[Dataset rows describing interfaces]
════

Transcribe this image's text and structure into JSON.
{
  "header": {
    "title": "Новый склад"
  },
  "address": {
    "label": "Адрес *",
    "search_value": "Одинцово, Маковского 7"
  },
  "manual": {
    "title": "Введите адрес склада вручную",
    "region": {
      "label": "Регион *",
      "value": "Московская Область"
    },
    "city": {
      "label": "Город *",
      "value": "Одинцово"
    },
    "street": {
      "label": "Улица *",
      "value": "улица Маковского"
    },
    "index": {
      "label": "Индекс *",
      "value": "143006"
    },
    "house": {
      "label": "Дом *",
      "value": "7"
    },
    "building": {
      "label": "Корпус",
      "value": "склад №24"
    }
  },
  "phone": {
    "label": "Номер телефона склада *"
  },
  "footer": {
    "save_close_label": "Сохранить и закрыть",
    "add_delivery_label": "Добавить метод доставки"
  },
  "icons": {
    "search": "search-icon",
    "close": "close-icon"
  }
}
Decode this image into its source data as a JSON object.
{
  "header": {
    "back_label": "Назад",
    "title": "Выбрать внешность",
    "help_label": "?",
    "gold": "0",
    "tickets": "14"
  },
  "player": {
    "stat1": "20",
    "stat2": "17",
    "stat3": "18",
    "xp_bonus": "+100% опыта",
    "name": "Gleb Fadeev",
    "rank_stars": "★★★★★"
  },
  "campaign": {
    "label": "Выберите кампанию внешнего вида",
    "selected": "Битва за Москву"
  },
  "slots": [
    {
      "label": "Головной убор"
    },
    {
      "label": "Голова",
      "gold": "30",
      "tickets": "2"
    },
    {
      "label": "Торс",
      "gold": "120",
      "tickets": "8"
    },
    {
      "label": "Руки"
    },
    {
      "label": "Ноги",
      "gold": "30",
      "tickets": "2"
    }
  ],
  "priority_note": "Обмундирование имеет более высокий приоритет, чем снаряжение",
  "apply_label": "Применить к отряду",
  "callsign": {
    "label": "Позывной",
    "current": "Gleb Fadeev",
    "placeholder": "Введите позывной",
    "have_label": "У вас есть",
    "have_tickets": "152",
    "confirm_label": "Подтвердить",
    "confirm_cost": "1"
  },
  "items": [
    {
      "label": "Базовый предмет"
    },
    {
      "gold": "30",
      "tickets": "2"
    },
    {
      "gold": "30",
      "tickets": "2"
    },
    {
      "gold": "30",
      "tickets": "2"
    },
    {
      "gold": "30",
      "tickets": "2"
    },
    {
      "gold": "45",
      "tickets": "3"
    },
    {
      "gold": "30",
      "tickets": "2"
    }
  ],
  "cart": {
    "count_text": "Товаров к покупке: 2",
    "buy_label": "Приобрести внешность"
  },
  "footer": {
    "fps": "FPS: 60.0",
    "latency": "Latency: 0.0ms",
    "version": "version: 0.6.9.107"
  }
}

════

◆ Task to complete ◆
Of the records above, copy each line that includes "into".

◆ Task solution ◆
Transcribe this image's text and structure into JSON.
Decode this image into its source data as a JSON object.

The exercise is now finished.